Bristow pulls his victims into his own demented dream of revenge, one after the other. He doesn’t simply kill them: first he plays with them, literally, and then makes them the victims of their own occupations, just as he uses his own occupation as a game designer to enact his revenge. Bristow thus draws Steed into a nightmare version of his own job. Steed must call on all his skills as an agent: he has to fight, he has to crack a safe, he has to deal with booby traps. However, unlike a case in real life, none of these things is connected to the others and all are designed specifically and solely with Steed’s demise in mind. True, Steed has to deal with deadly traps all the time, but these always occur within a larger context, and they always have some kind of meaning within the progress of a case. In “Game,” the traps are divorced from any context at all. They only exist in their own right. They are the most frightening parts of Steed’s occupation, presented to him one after another, with Tara’s life on the line and a clock ticking down the entire time.
That this nightmare scenario should follow so directly on the heels of “The Forget-Me Knot” and Emma’s departure is telling.
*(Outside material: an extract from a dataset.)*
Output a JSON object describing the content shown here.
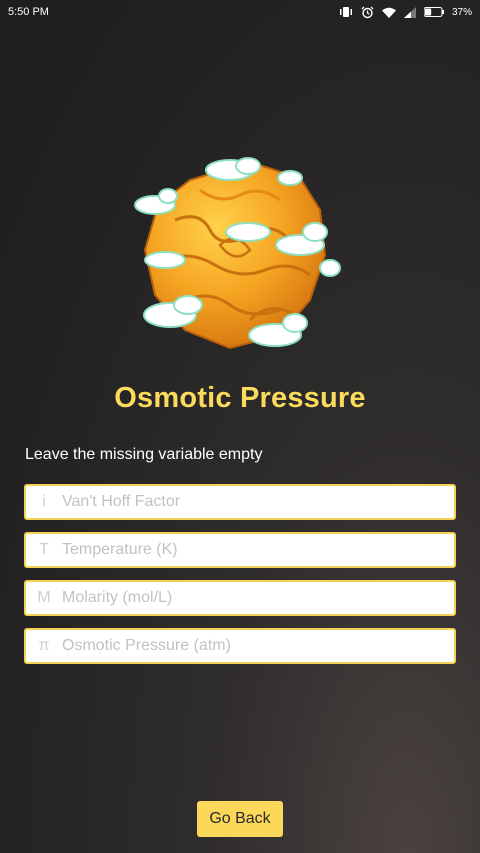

Steed’s professional life was so closely intertwined with his personal relationship with Mrs Peel that there really was no distinction between them. Steed’s heart is broken, the partner on whom he relied to keep him grounded and to have his back in each and every case is gone. Fate has toyed with Steed by ripping first Cathy and then Emma out of his life. It seems perversely fitting that he now he has to deal with a madman who literally plays games with his victims before killing them, and that the case he must solve requires him to live out monstrous versions of ordeals like the ones he faces on a daily basis.
Emma is gone. She’s not coming back. Steed is stuck with Tara. And now Bristow has killed off five of his former colleagues and sucked him into his cruel game of revenge.
Steed’s life has, for the moment, become a waking nightmare.